[SOURCE DATA Boundary: Start]

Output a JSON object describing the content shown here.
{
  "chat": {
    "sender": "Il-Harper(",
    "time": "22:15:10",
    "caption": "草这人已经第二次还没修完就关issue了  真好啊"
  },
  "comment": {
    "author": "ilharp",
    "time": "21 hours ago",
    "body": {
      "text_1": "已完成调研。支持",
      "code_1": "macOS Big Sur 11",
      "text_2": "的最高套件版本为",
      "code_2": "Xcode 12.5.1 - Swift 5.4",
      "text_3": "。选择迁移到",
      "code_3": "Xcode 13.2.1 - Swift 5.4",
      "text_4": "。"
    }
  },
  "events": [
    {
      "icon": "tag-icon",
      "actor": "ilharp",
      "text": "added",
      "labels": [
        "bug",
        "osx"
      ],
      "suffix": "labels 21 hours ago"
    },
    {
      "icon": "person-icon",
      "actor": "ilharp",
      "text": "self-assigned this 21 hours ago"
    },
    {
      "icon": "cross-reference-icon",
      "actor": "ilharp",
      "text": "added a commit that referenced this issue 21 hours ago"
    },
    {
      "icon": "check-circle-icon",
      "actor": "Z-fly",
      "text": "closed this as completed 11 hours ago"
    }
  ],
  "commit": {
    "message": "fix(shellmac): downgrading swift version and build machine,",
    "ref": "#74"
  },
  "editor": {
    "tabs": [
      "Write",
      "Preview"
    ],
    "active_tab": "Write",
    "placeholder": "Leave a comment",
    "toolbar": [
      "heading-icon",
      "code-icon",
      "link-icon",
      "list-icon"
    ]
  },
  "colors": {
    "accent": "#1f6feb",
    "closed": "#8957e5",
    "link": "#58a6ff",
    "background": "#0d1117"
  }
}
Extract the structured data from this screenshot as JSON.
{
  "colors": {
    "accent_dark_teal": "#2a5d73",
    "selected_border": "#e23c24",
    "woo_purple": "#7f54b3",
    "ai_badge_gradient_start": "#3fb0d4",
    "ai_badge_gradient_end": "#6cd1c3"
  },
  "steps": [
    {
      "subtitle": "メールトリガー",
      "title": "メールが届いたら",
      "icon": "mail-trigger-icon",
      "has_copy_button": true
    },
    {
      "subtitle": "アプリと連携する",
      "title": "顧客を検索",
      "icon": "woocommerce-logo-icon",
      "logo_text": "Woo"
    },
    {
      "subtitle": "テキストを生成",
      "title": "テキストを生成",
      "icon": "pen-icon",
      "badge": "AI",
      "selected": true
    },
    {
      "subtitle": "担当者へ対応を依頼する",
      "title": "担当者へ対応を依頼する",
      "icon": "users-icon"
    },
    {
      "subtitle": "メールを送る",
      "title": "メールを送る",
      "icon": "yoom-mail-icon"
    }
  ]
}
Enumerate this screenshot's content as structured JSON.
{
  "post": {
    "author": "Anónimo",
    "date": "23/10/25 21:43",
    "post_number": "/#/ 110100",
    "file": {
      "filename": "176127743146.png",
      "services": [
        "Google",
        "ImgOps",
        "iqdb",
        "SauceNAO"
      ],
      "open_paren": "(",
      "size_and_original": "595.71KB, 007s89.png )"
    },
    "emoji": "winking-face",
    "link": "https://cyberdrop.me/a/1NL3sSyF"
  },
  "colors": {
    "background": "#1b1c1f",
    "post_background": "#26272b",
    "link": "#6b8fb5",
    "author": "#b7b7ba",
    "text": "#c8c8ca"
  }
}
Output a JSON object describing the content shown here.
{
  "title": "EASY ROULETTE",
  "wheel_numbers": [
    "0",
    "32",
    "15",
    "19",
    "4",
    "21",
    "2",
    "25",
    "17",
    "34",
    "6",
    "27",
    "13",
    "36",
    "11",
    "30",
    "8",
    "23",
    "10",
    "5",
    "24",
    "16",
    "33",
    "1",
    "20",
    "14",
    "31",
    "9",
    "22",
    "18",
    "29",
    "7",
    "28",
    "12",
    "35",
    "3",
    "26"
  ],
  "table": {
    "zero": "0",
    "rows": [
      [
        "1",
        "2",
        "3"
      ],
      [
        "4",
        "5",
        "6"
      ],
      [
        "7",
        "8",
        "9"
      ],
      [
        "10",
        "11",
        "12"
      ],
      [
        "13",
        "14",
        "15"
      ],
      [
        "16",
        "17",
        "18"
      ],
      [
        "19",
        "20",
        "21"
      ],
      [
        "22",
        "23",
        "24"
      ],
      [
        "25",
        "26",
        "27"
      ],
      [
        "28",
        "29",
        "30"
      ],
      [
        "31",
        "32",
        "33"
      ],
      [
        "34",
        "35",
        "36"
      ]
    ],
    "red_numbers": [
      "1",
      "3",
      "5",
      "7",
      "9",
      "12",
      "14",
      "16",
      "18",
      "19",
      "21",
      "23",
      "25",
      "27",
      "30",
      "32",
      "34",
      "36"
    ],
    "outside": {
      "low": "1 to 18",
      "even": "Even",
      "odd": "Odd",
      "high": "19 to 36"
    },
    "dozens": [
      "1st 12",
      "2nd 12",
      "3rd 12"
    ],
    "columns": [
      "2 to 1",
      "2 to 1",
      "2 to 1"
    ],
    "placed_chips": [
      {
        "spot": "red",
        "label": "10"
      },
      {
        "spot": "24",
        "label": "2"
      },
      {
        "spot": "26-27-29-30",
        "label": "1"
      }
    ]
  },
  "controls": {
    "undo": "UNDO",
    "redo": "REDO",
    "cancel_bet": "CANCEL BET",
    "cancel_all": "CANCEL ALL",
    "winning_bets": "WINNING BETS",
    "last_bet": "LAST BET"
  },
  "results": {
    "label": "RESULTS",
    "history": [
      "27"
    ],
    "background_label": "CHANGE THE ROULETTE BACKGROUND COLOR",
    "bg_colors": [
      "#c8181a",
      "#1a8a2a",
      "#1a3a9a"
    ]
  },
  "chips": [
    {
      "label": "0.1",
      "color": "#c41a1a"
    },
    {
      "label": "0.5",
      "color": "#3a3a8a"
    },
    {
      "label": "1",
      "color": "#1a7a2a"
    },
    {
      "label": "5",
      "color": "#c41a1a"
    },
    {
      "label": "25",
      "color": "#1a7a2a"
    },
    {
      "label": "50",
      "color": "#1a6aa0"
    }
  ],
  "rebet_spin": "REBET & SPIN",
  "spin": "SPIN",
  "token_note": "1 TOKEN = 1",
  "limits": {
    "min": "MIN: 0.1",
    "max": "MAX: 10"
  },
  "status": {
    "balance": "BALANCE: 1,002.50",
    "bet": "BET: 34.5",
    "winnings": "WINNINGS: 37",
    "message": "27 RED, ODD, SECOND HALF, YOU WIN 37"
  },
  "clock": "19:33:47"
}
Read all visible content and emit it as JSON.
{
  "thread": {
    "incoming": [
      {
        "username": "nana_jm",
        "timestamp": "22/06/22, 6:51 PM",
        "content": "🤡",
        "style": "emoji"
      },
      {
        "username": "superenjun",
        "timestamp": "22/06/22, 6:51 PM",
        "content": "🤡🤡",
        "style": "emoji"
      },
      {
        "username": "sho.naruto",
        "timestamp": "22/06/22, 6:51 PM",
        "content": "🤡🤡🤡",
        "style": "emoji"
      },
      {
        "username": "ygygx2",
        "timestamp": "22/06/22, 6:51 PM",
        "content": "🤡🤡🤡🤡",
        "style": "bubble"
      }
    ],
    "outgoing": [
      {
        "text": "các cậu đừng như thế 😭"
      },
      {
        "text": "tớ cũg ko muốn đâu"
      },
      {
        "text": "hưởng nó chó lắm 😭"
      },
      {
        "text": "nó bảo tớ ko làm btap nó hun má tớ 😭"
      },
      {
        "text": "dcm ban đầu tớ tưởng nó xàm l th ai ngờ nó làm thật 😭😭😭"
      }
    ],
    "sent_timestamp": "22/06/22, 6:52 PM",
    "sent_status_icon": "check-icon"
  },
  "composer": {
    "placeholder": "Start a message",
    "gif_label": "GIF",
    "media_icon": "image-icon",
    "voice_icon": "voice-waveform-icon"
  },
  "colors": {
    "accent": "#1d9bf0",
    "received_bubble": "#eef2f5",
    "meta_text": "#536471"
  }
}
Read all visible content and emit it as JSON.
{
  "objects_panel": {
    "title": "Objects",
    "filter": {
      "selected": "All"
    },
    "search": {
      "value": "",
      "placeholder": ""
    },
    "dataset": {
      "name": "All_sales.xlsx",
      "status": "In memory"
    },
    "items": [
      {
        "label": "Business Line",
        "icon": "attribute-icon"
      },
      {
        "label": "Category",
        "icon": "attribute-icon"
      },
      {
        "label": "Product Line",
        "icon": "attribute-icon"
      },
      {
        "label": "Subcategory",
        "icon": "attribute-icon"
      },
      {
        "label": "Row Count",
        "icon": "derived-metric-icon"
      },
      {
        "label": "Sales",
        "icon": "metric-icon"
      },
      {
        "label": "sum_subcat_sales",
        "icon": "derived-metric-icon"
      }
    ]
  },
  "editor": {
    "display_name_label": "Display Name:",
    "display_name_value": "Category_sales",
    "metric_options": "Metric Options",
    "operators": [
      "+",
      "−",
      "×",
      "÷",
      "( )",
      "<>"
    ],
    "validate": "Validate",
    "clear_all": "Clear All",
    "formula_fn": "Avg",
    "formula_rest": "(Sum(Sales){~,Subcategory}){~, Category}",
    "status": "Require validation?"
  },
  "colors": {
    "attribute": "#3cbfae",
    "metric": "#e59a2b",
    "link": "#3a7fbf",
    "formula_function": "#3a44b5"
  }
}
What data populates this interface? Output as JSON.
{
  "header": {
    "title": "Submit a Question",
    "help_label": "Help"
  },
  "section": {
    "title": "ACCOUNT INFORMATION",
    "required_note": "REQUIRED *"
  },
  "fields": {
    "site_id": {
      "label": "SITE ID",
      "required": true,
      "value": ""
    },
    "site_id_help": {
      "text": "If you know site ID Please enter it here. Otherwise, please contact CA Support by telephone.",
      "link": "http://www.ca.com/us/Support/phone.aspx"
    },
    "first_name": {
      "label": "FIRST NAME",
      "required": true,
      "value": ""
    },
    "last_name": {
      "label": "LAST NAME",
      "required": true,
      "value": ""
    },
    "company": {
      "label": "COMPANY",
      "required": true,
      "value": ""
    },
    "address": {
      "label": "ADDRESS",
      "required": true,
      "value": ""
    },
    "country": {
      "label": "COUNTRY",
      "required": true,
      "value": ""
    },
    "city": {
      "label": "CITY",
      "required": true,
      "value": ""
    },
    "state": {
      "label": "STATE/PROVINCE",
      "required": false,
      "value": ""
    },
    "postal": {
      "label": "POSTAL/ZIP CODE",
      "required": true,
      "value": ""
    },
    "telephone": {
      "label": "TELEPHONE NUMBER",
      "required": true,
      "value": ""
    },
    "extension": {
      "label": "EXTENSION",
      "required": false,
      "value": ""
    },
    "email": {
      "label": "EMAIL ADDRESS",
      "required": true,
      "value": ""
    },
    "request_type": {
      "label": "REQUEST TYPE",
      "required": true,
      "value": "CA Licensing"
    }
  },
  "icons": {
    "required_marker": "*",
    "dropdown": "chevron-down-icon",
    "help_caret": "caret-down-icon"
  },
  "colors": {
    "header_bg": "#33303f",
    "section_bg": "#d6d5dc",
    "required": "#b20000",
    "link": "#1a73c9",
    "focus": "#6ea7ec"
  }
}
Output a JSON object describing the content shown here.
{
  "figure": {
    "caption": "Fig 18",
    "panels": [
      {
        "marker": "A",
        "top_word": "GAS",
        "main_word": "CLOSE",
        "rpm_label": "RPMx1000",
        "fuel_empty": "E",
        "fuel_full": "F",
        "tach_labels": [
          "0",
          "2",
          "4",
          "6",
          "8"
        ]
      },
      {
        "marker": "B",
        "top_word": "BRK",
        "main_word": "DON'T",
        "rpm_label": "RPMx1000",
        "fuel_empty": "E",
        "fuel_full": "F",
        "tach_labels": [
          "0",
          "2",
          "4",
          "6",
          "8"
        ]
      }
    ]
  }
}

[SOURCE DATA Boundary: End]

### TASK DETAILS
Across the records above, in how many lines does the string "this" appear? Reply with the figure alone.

### COMPLETED EXERCISE
6